Analyst Intel

4 December 2020

PULSE | Consistency key for the long-term

By Mel Croad

Despite the turmoil that descended on global markets in the wake of covid-19, farm gate prices for sheep and beef have weathered the storm.

While lower than 12 months ago, farm gate prices have been void of erratic movements linked to procurement wars or volatile export market conditions. Over the last six weeks, AgriHQ data shows lamb slaughter prices have maintained a relatively even keel, averaging $7.10/kg in the North Island and $7.00/kg in the South Island.

It’s unusual for lamb prices to trade sideways through this time. This steadiness comes from meat companies forgoing procurement battles, instead aligning more closely with export returns. Beef prices have tracked a similar path, albeit at a lower level to September. While beef and lamb prices have begun their seasonal descent, it’s likely to occur more uniformly than last year.

It’s possible valuable lessons were learnt this time last year when overseas demand sky-rocketed to unsustainable levels. Meat companies responded by lifting schedules to record levels. Those levels may have reflected the markets at the time, however, farmers were often caught in the glare of those prices without understanding the mechanics behind them. This led to some expecting the good run would last well into 2020, when in reality it was a short-lived spike that had almost run its course by the time many had cottoned on to it.

The lessons learnt then appear to have changed the dynamics of the industry and the onset of covid-19 simply sped up the process.

For many years farmers have asked for consistent, stable prices that they can budget and farm to, not wide swings that create panicked decisions and impact cashflows. Sure, the markets have been more muted this year, but pricing for lamb, mutton and beef since late-May have performed better than many expected, with little fanfare. 

There is still uncertainty from many angles for prices heading into 2021. Weather, the dollar, market access and covid-19 all spring to mind as potential challenges. However, we have faced many of them already this year, and potentially the industry is better placed to deal with them again. 

NZ farmers are very fortunate that current pricing aligns with market conditions, rather than being artificially inflated. And that should provide some buffer if market challenges arise into next year. Maybe we should spare a thought for our Australian farming counterparts. They are in the midst of herd and flock rebuilding, which has pushed prices beyond what is sustainable. 

Australian beef prices are so disconnected from the global market that processors are losing hundreds of dollars per animal. The desperation to maintain slaughter throughput and service both the export and local market is coming at a significant cost. Those killing cattle are clearly benefiting from the tight supplies, but processors cannot play this game for much longer before there are long-term, industry-wide repercussions.
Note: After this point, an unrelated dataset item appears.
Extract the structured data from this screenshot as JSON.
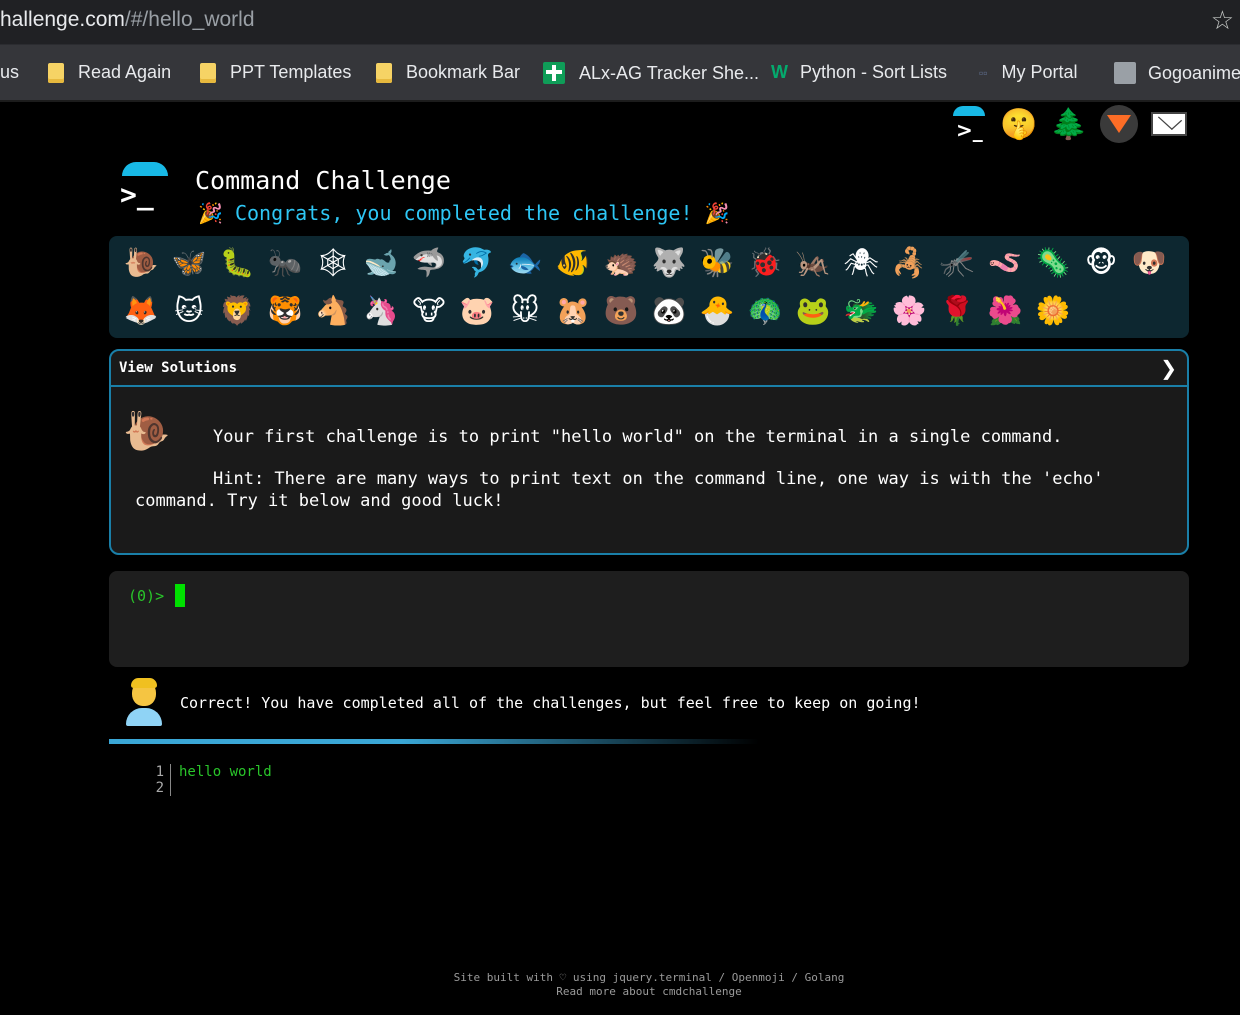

Unsustainable prices are also filtering through into the store market for breeding stock with a proven track record. Cows with calves-at-foot and ewes with lambs-at-foot are eye-wateringly expensive and well beyond anything achieved back here.

Australian farmers obviously have confidence in the long-term game, but they are set to face strong downside in stock values and farm gate prices in 2021 regardless of what eventuates in the global markets.